Daryl Williams, 30 -- Released by the Bills despite starting 17 games, the 6-6, 330-pound Williams is a versatile lineman who could be brought in to allow Strange some time to brew.

Riley Reiff, 33 -- Played with the Bengals last year on a one-year deal starting at right tackle. Can also play left tackle. Probably too good and expensive to be a depth/backup player.

Linebacker

Alexander Johnson, 30 -- A big linebacker at 6-2, 245, Johnson played for the Broncos last year on a $3.3M deal. Could be a depth piece behind Ja’Whaun Bentley.

Anthony Barr, 30 -- Once a staple of the Vikings defense, Barr was a cap casualty in Minnesota. Injuries did him in but when he's healthy he's one of the most versatile and productive linebackers on the planet.

Cornerback

Janoris Jenkins, 33 -- Wiry corner the Titans released after he signed a two-year, $15M pact last offseason. The Patriots may have hit their quota of older corners with Malcolm Butler.

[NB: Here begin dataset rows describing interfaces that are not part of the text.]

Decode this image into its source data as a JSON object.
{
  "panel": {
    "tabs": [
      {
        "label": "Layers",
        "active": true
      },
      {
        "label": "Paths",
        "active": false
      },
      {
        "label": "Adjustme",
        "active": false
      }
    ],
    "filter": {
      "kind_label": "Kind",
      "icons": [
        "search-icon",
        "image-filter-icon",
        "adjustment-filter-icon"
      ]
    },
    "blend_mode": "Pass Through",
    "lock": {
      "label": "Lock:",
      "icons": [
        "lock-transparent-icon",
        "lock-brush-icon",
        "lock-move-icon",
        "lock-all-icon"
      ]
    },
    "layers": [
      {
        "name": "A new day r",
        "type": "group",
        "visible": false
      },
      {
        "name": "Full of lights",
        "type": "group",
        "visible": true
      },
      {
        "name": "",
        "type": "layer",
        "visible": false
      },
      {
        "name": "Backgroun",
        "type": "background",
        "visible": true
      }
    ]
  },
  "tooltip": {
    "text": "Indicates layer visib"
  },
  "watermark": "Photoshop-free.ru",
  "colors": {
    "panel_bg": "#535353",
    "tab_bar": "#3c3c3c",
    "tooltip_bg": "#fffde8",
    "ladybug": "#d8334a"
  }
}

Joe Haden, 33 -- In decline, he’d be a borderline starter at this point after starting 11 games with the Steelers last year. A band-aid player.

Robert Alford, 33 -- A long-time starter with the Falcons, Alford spent 2021 with the Cardinals where he started five games. On the downside.

Jason McCourty, 35 -- Injured after seven games in Miami last year, the former Patriot and Titan would give it a go if the Patriots came calling. The age is a concern, but McCourtys age slowly it seems.